In my own study of John Sevier, I have discovered an interesting dynamic among his unabashed admirers. There is no doubt that John Sevier was a charismatic leader and an accomplished statesman, but he was not perfect, and yet those who admire him see a flawless hero. A "warts and all" study of John Sevier seems almost impossible in the blinding light of adoration shown upon "Nolichucky Jack" by his loyal following.
One recent example of this admiration was recently published in the Knoxville Daily Sun. In "Who is John Sevier? An Introduction," John Disque presents a brief biography of John Sevier, but then offers this puzzling analysis:
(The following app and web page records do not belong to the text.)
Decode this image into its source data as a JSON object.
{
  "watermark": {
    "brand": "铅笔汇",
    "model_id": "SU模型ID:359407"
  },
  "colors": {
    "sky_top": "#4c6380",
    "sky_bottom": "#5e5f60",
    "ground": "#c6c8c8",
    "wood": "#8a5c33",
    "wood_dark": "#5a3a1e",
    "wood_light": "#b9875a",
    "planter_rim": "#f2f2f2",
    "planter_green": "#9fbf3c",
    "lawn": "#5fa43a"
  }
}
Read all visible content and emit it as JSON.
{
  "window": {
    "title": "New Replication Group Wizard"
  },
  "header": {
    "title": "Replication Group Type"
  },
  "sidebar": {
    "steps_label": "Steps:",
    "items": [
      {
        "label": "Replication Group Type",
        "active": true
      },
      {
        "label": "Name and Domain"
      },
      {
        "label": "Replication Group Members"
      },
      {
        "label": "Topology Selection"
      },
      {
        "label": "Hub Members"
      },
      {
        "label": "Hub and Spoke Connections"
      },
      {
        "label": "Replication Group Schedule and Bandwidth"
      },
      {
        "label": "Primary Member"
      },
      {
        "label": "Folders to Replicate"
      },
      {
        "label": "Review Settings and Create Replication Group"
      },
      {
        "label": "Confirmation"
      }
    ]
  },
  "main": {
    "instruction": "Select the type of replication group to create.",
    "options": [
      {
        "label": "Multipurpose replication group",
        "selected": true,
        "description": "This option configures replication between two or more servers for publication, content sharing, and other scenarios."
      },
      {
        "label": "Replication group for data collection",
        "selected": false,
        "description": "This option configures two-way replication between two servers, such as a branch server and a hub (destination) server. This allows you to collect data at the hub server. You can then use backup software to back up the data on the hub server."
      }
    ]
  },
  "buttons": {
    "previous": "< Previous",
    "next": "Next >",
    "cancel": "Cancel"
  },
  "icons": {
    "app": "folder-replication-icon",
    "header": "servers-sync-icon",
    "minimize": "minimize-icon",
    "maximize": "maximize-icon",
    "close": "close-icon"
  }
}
Regarding war, politics and culture: When you compare John Sevier's time and "his reasons" with the times of today the truth of everything starts to dawn on you. Governor Sevier was, in fact, the original master problem solver. He was confronted daily with issues that would make today's political leaders run home to their mothers. His decisions and actions were anything but self-serving and they weren't short term band-aids used to get him reelected or keep him in power. He led at a time when leaders weren't bought with campaign contributions from multi-billion dollar corporations. He didn't put up signs and billboards on every corner. There was no radio or television to lie to. He wasn't born into ideal circumstances yet everything he did affects our daily lives and will continue to affect us all, not just the people of Knoxville and Tennessee -- all of the people of the United States of America for centuries to come. John Sevier was the truest, bravest, most selfless man of his own time, a natural born leader. This fact was recognized by the people of Tennessee and we, in turn, asked him to lead us. He had one key, motivating thought and question: "What is best for ALL of the people?" (farmers, business owners, mothers, fathers, children, the people just arriving to America and the people who will be arriving for many years to come). "How can I protect them all and how will my decisions continue to protect them long after I am gone?"
Overmountain Man statue at Sycamore Shoals
John Sevier was, among many things, a land speculator, and as such he was motivated by the desire to acquire wealth, which in his time was equated to land ownership. I'm not making a judgement here about Sevier's ambitions, rather I am simply saying that his motivation was not completely selfless.
John Sevier was also obsessed with the creation of his "State of Franklin" to the point that he entered into what some historians have described as a treasonous alliance with Spain in order to become the leader of his own sovereign nation.
Additionally, John Sevier attempted to capitalize on the fame he had won at the Battle of Kings Mountain to convince his followers that carving a new state from what was North Carolina's western territory was equivalent to the colonists fight for independence from the British crown to create the United States of America. These are hardly the actions of a man who was doing what was "best for ALL of the people."
There's a certain danger in trying to apply the actions of an 18th century historical figure to the social, political, and economic circumstances of today. Even if you are among those who honestly believe that John Sevier was "the truest, bravest, most selfless man of his own time," we simply cannot know how John Sevier would have responded to events in the 21st century. A responsible historian would not have attempted this kind of comparison.
The story published on the Knoxville Daily Sun's website is apparently the first in a series. According to the author, "It's important for the reader to recognize that this is just a brief introduction to who John Sevier is. My agenda is to intrigue you and get you started."
Consider me intrigued, but not in the manner intended by the author of this article.
Gordon Belt is an information professional, archives advocate, public historian, and author of The History Press book, John Sevier: Tennessee's First Hero, which examines the life of Tennessee's first governor, John Sevier, through the lens of history and memory. On The Posterity Project, Gordon offers reflections on archives, public history, and memory from his home state of Tennessee.